Problem details
Exclude the pictures, then repeat exactly each line from the one containing "Read all visible content and emit it as JSON." to the final line of the records that follow.

Working data
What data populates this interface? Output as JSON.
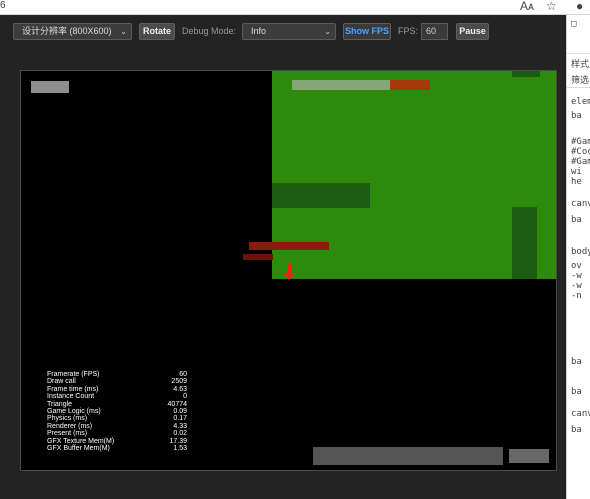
{
  "browser": {
    "tab_fragment": "6",
    "icons": [
      "read-aloud-icon",
      "favorite-star-icon",
      "profile-icon"
    ]
  },
  "toolbar": {
    "resolution_select": "设计分辨率 (800X600)",
    "rotate_button": "Rotate",
    "debug_mode_label": "Debug Mode:",
    "debug_mode_select": "Info",
    "show_fps_button": "Show FPS",
    "fps_label": "FPS:",
    "fps_value": "60",
    "pause_button": "Pause"
  },
  "stats": {
    "rows": [
      {
        "label": "Framerate (FPS)",
        "value": "60"
      },
      {
        "label": "Draw call",
        "value": "2509"
      },
      {
        "label": "Frame time (ms)",
        "value": "4.63"
      },
      {
        "label": "Instance Count",
        "value": "0"
      },
      {
        "label": "Triangle",
        "value": "40774"
      },
      {
        "label": "Game Logic (ms)",
        "value": "0.09"
      },
      {
        "label": "Physics (ms)",
        "value": "0.17"
      },
      {
        "label": "Renderer (ms)",
        "value": "4.33"
      },
      {
        "label": "Present (ms)",
        "value": "0.02"
      },
      {
        "label": "GFX Texture Mem(M)",
        "value": "17.39"
      },
      {
        "label": "GFX Buffer Mem(M)",
        "value": "1.53"
      }
    ]
  },
  "devtools": {
    "lines": [
      "样式",
      "筛选",
      "eleme",
      "ba",
      "#Gam",
      "#Coc",
      "#Gam",
      "wi",
      "he",
      "canv",
      "ba",
      "body",
      "ov",
      "-w",
      "-w",
      "-n",
      "ba",
      "ba",
      "canv",
      "ba"
    ]
  },
  "colors": {
    "map_green": "#2d8a0b",
    "minimap_border": "#d33a2a",
    "show_fps_accent": "#4aa6ff"
  }
}
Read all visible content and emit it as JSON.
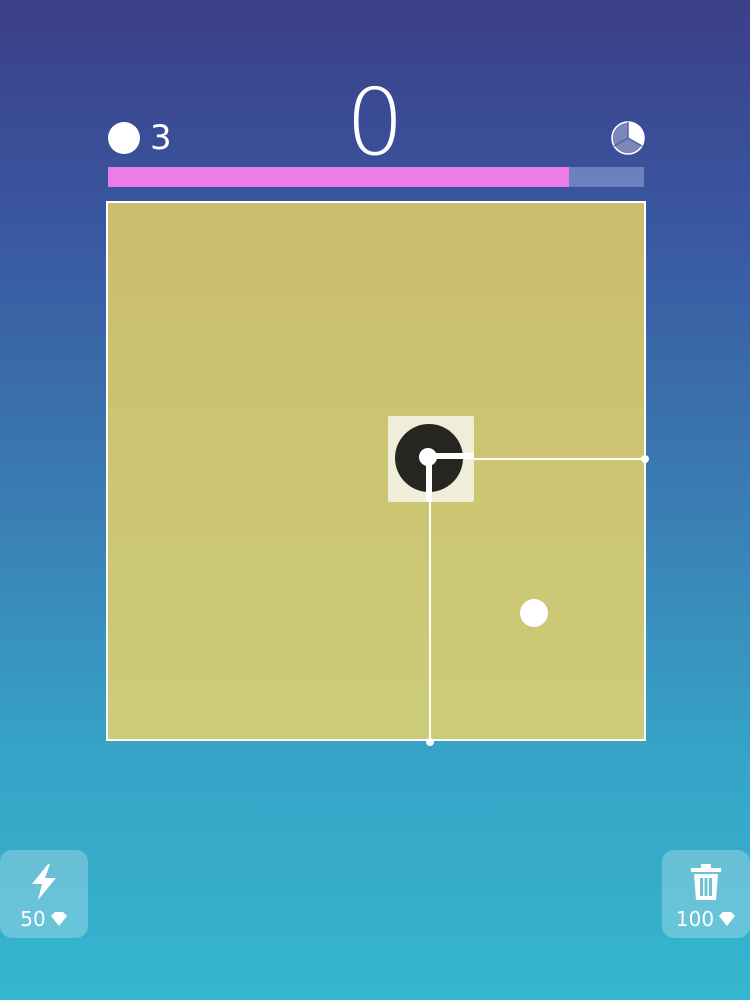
{
  "hud": {
    "lives": "3",
    "score": "0",
    "progress": 0.86
  },
  "board": {
    "fill_color": "#cbc474"
  },
  "powerups": {
    "lightning_cost": "50",
    "trash_cost": "100"
  },
  "icons": {
    "lives": "ball-icon",
    "timer": "pie-timer-icon",
    "lightning": "lightning-icon",
    "trash": "trash-icon",
    "gem": "gem-icon"
  },
  "colors": {
    "progress_fill": "#ee7ce8",
    "background_top": "#3b3f88",
    "background_bottom": "#35b6cf"
  }
}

Written answer
Read all visible content and emit it as JSON.
{
  "hud": {
    "lives": "3",
    "score": "0",
    "progress": 0.86
  },
  "board": {
    "fill_color": "#cbc474"
  },
  "powerups": {
    "lightning_cost": "50",
    "trash_cost": "100"
  },
  "icons": {
    "lives": "ball-icon",
    "timer": "pie-timer-icon",
    "lightning": "lightning-icon",
    "trash": "trash-icon",
    "gem": "gem-icon"
  },
  "colors": {
    "progress_fill": "#ee7ce8",
    "background_top": "#3b3f88",
    "background_bottom": "#35b6cf"
  }
}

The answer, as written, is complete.